Material provided:
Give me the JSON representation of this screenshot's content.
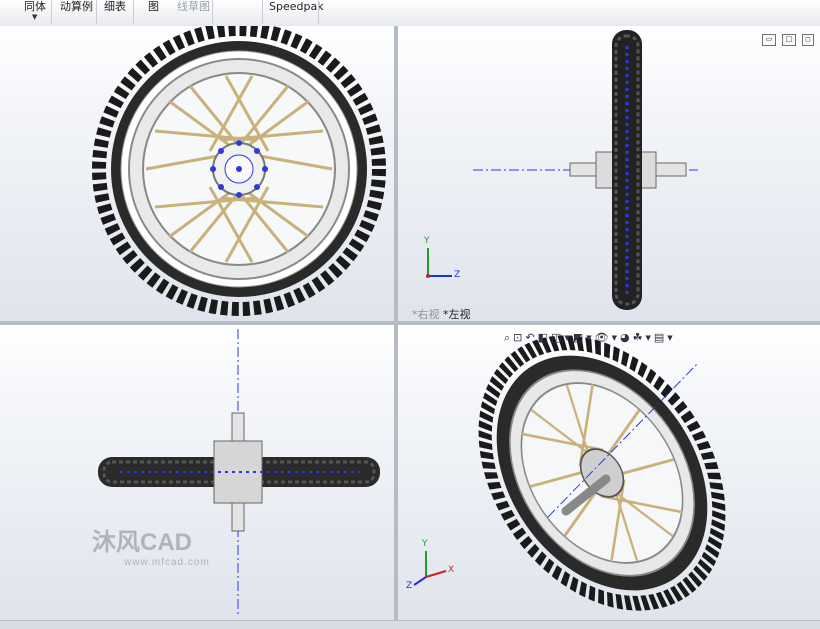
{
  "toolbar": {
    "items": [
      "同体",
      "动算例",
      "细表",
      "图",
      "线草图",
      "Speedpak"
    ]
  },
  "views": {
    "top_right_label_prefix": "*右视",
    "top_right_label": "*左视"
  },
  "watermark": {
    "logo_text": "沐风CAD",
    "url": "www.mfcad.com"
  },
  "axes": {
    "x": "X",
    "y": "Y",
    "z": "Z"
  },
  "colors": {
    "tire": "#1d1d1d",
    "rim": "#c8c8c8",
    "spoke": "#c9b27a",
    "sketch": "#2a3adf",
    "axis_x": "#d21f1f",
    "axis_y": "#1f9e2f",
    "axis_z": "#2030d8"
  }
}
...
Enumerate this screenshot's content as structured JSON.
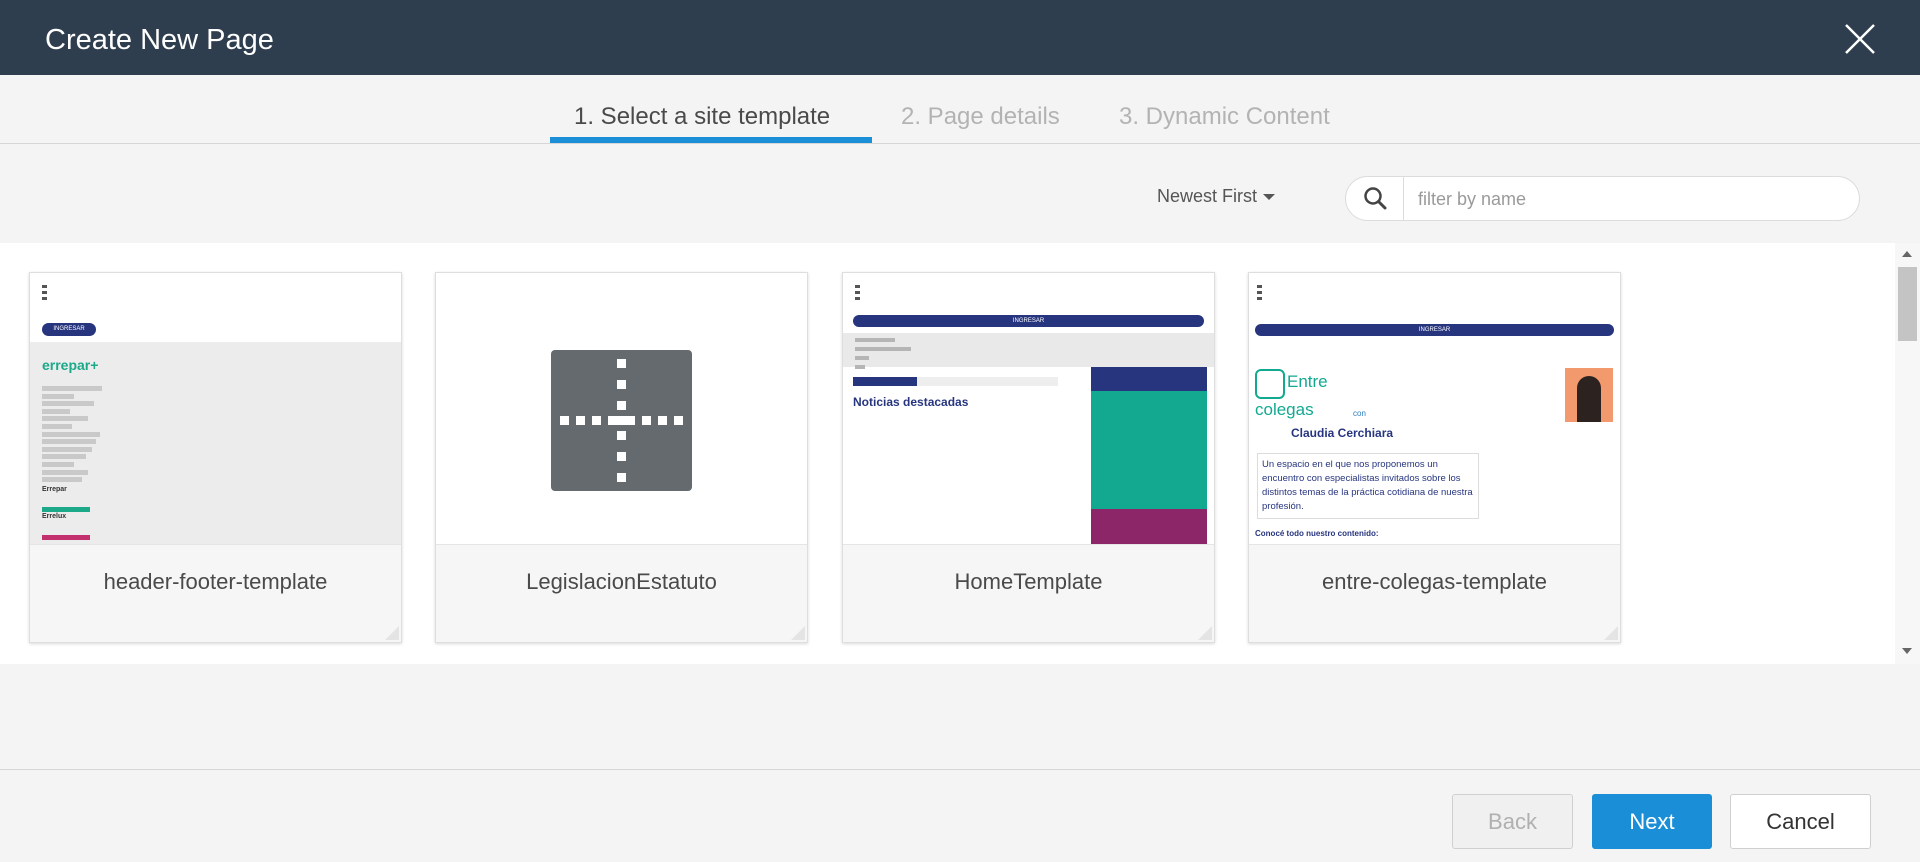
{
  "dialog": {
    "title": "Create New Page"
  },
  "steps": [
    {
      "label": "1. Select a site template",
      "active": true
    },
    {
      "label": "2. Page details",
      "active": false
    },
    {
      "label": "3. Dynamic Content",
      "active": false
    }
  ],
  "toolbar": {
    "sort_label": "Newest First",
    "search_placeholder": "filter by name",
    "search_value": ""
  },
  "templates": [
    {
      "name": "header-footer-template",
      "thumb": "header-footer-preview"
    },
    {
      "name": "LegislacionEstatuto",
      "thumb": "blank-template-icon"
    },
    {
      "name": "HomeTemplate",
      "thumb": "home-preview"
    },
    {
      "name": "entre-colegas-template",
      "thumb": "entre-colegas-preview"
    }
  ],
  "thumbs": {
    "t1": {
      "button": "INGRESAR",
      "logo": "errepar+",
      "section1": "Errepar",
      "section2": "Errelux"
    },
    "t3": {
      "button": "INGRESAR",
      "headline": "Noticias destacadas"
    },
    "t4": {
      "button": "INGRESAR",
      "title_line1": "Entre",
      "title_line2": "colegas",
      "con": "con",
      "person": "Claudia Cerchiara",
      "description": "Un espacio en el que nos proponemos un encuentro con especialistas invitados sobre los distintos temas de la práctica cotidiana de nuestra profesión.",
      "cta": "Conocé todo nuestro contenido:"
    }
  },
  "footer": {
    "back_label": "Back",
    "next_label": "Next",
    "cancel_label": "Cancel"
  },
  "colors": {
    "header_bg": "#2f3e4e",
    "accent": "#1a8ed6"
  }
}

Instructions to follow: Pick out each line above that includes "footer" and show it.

Response area:
      "name": "header-footer-template",
      "thumb": "header-footer-preview"
  "footer": {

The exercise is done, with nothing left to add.